Human skin constitutes 16 percent of the average person's body weight -- for good reason, too [source: BBC]. This dermal layer assists in protecting the body's internal organs from the exterior world. We might not realize it, but skin cells, hair follicles and various glands constantly work together on a microscopic scale to defend the body against the elements.
But what happens when the skin doesn't maintain itself the way it should? Why do some people develop painful and uncomfortable skin problems?
Individuals living with hidradenitis suppurativa -- a chronic skin condition characterized by abscesses, lesions, inflammation, blackheads and scarring -- may ask similar questions. Forming painful clusters around the arm pit, groin and anal areas, HS is one example in which skin seems to work against the body.
Despite the disease's low profile and under-reported status, approximately one in every 100 people lives with HS or a mild form of HS [source: Genetics Home Reference]. The disease is not limited to a particular racial group and usually appears after puberty. Though HS develops in both sexes, cases in women are three times more common than in men [source: Slade et al.]. The disease also appears to have a genetic component, as people with relatives who have HS are more likely to develop it, too.
Before exploring HS more closely, it's important to understand that the disease is not caused by poor hygiene. Good hygiene facilitates treatment for HS and can lessen the severity of symptoms, but scientists say a variety of genetic and environmental factors cause HS instead. Acknowledging this is especially important for patients who wrongly blame themselves for the disease and feel too embarrassed to pursue treatment.

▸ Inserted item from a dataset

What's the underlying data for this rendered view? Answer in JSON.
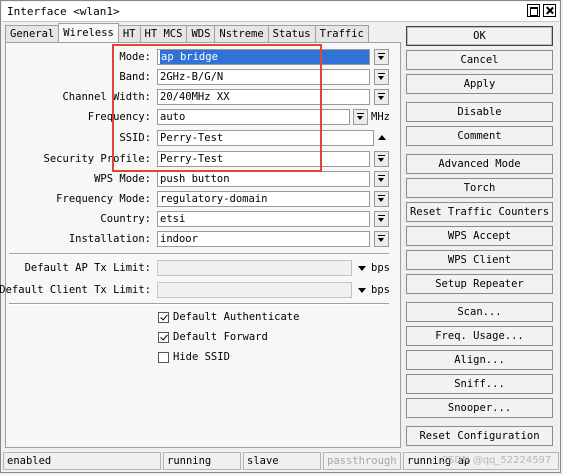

People who suspect they have HS should know the benefits of discussing the disease and treatment options with a medical professional. Seeking help not only reduces physical discomforts from the disease, it empowers patients to talk openly about any physical or emotional issues they may be experiencing as well.
To fully understand this debilitating disease, we'll look at its progression and treatment options. But first, let's look at common signs of hidradenitis suppurativa and where you can find them.